Hedge expected Brexit currency volatility with fine wine

As the Brexit negotiations extend to ‘the wire’ financial markets are responding and the FT reported today that “Measures of expected volatility in Sterling over the next month remain elevated, signaling heightened market expectations for tumult in the pound (£) as 2020 nears its end.”

Early trading on Monday 14th December saw the ‘£‘ rise 1.4% against the US dollar to its highest point since late October 2020, up to US$1.3405, off the back of the news that Boris and Ursula  have agreed “to go the extra mile”. Perhaps more pertinently, Sterling also climbed 1% on the Euro, a partial recovery against last week’s 1.6% fall.

Currency analysts observed this morning’s development as being in support of the possibility of a last-minute trade deal being achieved, but the risks remain high that efforts to seal a deal could still fail, posing significant downside risks to Sterling.

Financial market specialists expect increasing currency volatility as we approach the ultimate Brexit deadline, we are out – with or without a deal – on the 31st December. Barclays analysts comment that negative risks for the pound would persist until negotiations reach an agreement.

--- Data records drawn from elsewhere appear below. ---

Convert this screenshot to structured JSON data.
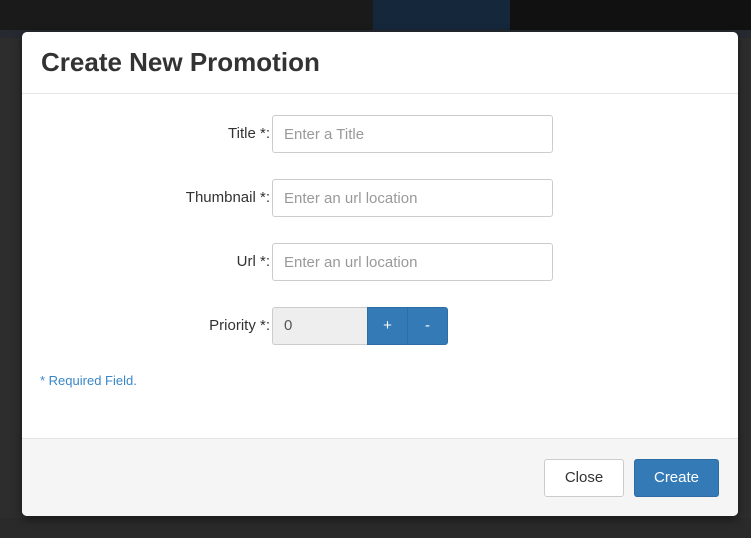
{
  "modal": {
    "title": "Create New Promotion",
    "fields": [
      {
        "label": "Title *:",
        "placeholder": "Enter a Title"
      },
      {
        "label": "Thumbnail *:",
        "placeholder": "Enter an url location"
      },
      {
        "label": "Url *:",
        "placeholder": "Enter an url location"
      }
    ],
    "priority": {
      "label": "Priority *:",
      "value": "0",
      "plus_label": "+",
      "minus_label": "-"
    },
    "required_note": "* Required Field.",
    "footer": {
      "close_label": "Close",
      "create_label": "Create"
    }
  },
  "colors": {
    "primary": "#337ab7",
    "note": "#3a87c8"
  }
}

In terms of the impact on £ / $ – Barclays expect that with a deal Sterling could trade above US$1.35, but in the case of no deal it could drop to $1.25. The Bank of England is due to meet on 17th December and it will be considering developments since boosting its bond buying strategy by £150billion at its November meeting.

Investors considering their options now to hedge against expected currency volatility and exposure to negative movements in Sterling may look to alternative assets such as fine wine with a proven track record of no direct correlation to financial markets as an important option to protect capital.

The Liv-ex 100 has seen 4.7% growth trend in 2020 to 30th November and top performing investment wines have delivered double-digit growth through a period of unprecedented economic uncertainty. Champagne, often referred to as the most stable fine wine asset and important for diversifying a fine wine portfolio, produced some of the top performing wines in November. Salon, Le Mesnil 2002 grew 9.8% in price in the month and the table below ranks the other top performers including Dom Perignon vintages and Pol Roger, Sir Winston Churchill 2006.

Liv-ex Top Market Movers, November 2020

Champagne wine Vintage October £ November £ Change %
Salon, Le Mesnil 2002 £5,460 £5,950 9.8%
Moet & Chandon, Dom Perignon Rose 2003 £1,850 £2,000 9.7%
Pol Roger, Sir Winston Churchill 2006 £1,244 £1,330 7.2%
Moet & Chandon, Dom Perignon 2002 £1,500 £1,583 6.7%
Taittinger, Comtes de Champagne 2004 £1,162 £1,225 6.1%

Source: Liv-ex December 2020 Trade Report

Adding investment-grade Champagne to a portfolio delivers stable growth, diversification potential against the current currency volatility and festive cheer in December 2020. You may also want a great toast for 2021 (Deal or No Deal) – vintage bubbles the obvious choice! For more information on great Champagnes for fine wine investors speak to a member of our team on 0203 384 2262.